    • In the stripes model there is more regularity. “You do what I tell you to do because I have two chevrons on my sleeve and you have one.”
    • The model typically is associated in modern times with military organizations, but it is almost pervasive in civil service bureaucracies.
    • The point of this theory is that there now begins to be something in it for the follower as someday he/she too, will probably have a second stripe and may be in the position of being able to give orders and have my will done rather than just blindly following.
    • There is a sense of hierarchy, a sense of orderliness, some sense of procedure that is involved in this model of leadership. As a consequence it is likely to be more stable.
    • However It rarely inspires individual creativity. And it also can be very inefficient. It is not as inefficient as the brute force model. 
  • Leadership by Expertise:-
    • The leadership by expertise is of the format “you do what I ask you to do because I can show you how to do it and you can learn.” The reciprocity between follower and leader here is quite different. There is something substantial to be gained by compliance with requests
    • There are several problems even with the expertise model.
    • One of them is leader exhaustion.
    • Expertise quickly can become obsolete.
    • Making sure that the expertise is continuously changing and updating itself is a significant challenge to the expertise model.
  • Leadership through Espirit :-
    • The group is so completely focused on a shared mission that the whole is greater than the sum of its parts. Each person performs at a high level of expertise, and each is aware of the strengths of the other.
    • It is very hard to tell leader from follower in this model because leadership is a changing mode depending upon the particular person or set of skills or group that is required for success. 
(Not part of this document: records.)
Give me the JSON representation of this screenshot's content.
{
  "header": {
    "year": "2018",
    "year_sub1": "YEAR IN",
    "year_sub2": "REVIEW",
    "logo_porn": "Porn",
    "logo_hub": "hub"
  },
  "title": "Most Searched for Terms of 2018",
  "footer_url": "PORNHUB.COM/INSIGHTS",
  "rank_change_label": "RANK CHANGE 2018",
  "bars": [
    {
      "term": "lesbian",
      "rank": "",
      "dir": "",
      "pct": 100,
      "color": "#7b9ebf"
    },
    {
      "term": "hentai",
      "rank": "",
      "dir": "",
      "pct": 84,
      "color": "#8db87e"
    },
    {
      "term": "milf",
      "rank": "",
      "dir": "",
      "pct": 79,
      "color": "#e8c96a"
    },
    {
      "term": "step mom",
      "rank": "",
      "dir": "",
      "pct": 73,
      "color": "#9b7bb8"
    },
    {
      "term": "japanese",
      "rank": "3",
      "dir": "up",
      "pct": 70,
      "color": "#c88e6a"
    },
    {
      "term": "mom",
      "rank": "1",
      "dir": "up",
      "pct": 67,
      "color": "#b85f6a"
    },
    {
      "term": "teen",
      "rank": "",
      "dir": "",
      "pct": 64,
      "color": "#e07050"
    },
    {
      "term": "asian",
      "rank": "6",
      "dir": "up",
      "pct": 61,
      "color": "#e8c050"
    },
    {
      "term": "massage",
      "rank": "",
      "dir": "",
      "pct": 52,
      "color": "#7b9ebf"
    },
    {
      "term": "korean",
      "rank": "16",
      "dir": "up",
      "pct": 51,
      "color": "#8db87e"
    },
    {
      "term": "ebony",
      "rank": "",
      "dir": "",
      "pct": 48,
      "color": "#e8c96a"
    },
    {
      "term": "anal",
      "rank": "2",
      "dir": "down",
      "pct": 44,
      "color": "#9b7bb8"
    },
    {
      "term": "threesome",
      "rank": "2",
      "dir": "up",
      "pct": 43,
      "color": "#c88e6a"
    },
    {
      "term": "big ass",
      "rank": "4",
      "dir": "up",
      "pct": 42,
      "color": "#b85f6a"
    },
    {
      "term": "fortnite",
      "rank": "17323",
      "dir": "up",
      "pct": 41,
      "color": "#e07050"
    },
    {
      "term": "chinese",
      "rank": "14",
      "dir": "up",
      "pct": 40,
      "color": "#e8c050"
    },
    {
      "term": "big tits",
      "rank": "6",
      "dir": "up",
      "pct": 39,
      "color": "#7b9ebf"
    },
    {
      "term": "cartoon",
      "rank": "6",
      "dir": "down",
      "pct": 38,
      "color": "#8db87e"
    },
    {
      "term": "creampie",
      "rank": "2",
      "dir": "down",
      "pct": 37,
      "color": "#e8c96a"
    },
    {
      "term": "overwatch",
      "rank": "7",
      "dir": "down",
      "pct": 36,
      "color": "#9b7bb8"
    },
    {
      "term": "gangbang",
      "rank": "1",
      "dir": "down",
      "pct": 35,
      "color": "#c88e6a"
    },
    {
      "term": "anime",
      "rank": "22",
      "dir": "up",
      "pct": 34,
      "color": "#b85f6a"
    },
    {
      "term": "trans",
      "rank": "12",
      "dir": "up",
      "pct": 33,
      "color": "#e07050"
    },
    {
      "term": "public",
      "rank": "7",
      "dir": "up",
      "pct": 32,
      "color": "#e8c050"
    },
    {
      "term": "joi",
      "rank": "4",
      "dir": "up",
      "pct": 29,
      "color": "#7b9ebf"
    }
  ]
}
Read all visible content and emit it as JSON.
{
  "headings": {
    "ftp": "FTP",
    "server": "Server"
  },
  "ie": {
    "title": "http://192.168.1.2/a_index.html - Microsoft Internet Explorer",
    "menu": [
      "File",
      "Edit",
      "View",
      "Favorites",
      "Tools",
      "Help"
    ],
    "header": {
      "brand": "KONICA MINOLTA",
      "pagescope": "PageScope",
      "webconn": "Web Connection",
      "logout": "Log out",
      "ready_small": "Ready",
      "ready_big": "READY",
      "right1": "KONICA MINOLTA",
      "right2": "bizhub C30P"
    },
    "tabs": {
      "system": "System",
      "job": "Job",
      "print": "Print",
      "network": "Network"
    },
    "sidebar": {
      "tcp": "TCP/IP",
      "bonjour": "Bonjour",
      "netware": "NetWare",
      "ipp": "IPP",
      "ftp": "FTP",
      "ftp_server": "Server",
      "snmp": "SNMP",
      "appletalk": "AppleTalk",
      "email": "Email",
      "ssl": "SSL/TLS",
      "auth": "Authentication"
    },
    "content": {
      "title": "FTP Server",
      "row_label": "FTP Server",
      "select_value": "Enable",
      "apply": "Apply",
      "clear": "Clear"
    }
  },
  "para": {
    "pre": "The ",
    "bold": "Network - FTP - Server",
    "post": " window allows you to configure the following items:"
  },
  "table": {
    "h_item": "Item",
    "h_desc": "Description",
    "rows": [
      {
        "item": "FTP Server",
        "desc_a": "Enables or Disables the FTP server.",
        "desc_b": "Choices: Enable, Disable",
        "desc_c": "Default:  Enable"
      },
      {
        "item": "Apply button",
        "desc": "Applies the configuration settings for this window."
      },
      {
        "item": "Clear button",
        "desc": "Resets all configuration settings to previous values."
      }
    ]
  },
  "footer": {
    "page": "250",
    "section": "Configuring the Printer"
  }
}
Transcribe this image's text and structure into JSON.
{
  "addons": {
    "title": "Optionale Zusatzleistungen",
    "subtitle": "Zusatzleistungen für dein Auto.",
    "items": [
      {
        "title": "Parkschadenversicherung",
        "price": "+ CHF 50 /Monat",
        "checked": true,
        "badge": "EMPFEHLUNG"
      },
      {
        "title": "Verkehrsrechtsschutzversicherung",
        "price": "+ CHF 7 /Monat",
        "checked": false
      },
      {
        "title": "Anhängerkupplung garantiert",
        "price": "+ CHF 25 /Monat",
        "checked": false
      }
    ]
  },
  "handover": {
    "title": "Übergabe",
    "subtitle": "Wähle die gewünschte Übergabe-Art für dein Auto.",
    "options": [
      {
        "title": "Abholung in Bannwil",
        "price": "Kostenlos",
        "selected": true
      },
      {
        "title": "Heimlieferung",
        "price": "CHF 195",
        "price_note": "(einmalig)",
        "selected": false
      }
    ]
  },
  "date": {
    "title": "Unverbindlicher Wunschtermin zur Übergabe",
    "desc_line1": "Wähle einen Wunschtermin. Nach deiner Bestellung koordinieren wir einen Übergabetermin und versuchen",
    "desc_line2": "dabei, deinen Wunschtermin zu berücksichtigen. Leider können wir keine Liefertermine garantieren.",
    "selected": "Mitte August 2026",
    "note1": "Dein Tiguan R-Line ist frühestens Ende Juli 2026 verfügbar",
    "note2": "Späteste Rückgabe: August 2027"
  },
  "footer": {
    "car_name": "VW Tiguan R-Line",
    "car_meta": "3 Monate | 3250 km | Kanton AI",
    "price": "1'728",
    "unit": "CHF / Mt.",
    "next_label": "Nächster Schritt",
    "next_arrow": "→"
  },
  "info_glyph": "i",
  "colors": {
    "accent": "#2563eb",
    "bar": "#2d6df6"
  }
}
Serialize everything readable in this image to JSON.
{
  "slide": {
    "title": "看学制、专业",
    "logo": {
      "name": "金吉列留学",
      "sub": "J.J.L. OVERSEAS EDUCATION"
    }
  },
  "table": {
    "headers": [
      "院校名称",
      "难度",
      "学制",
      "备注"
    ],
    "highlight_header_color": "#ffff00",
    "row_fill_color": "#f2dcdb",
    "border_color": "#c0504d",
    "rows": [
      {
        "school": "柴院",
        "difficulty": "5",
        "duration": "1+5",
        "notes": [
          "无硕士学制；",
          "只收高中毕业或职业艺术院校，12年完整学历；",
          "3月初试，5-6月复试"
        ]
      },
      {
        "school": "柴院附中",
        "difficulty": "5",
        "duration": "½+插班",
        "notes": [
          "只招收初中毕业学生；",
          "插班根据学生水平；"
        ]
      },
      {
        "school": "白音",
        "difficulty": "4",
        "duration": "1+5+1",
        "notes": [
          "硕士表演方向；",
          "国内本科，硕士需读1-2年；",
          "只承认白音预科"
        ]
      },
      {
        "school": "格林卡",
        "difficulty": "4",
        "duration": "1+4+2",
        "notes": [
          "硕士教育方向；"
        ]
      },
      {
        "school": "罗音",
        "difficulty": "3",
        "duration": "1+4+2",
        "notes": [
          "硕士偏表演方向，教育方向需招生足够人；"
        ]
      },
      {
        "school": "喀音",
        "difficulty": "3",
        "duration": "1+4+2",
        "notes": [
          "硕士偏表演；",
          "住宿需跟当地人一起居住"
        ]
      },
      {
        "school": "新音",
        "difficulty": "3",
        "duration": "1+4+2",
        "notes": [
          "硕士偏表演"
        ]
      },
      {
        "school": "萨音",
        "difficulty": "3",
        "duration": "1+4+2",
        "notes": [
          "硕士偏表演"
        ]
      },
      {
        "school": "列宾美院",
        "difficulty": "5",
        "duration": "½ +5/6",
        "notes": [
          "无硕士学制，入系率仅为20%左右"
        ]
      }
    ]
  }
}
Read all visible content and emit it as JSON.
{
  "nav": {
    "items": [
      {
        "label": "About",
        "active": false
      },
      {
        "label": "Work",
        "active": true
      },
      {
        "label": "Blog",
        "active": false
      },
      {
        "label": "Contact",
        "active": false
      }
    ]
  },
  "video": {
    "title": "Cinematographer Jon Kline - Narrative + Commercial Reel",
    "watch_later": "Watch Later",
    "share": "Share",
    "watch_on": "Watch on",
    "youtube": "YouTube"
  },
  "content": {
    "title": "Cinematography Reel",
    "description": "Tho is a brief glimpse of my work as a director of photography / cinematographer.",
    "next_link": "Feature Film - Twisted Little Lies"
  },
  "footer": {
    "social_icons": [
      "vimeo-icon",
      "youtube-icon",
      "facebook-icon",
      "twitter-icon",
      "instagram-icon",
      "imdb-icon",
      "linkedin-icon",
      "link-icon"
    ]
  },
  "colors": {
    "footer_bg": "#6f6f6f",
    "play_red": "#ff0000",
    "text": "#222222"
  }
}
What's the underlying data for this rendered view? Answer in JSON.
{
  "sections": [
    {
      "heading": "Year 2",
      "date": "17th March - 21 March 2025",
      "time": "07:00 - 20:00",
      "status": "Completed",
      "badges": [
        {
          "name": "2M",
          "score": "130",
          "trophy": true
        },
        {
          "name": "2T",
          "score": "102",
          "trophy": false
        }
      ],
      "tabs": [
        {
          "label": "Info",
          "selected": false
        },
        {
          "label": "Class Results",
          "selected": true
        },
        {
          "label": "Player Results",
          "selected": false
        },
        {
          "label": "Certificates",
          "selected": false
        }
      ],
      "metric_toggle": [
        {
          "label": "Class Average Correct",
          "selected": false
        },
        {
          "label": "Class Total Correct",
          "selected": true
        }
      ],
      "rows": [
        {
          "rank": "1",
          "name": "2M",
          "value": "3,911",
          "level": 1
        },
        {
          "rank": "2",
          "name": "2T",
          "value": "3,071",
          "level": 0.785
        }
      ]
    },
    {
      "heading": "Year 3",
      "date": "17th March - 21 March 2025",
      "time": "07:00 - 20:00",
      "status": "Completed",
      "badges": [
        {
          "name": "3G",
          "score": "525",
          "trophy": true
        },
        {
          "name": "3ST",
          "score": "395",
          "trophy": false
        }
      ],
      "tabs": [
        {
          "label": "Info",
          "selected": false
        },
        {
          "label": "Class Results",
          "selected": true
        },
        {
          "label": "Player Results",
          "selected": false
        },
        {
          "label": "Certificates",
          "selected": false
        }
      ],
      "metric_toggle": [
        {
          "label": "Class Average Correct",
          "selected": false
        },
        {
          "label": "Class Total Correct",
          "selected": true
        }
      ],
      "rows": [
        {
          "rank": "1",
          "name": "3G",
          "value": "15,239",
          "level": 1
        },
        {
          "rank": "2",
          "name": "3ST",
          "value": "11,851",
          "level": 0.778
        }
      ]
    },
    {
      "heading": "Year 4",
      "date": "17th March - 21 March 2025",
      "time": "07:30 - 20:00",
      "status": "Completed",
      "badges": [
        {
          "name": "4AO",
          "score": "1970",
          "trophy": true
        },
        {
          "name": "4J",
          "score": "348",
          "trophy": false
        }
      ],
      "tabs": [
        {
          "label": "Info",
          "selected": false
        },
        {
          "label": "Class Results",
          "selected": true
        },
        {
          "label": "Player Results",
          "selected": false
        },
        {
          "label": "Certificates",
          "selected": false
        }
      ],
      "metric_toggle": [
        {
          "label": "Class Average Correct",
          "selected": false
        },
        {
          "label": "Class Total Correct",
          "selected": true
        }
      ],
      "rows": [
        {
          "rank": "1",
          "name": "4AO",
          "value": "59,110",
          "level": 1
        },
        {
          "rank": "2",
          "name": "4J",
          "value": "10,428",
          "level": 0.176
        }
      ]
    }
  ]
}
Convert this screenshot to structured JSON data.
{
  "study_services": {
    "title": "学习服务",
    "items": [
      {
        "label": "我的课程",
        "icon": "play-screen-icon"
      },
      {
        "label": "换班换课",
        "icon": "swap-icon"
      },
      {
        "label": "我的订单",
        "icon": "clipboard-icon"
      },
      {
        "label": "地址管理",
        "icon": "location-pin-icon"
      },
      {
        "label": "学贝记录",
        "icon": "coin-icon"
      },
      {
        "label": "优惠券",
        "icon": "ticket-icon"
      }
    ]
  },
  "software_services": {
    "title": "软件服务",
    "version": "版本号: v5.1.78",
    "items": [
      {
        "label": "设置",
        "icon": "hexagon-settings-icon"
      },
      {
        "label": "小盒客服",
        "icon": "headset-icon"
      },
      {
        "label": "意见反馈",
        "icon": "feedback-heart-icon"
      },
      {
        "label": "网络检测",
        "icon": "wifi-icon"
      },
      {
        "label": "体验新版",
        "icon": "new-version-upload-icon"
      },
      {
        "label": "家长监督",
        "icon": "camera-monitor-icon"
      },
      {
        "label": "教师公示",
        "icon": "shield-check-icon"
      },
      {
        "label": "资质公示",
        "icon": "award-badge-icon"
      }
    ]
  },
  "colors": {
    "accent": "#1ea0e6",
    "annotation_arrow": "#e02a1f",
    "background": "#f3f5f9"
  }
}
  • So just to review the hierarchy, the first style depends enormously on the motivation of fear, perhaps a powerful immediate motivator, but not a long lasting one. The second one relies upon an appeal to order. The third mode invokes an appeal to reason and rationality. And the fourth style resonates deeply with an appeal to aspirations and to values. This model constitutes the style of leadership to which most people aspire if they believe they can develop an organization to function at that level.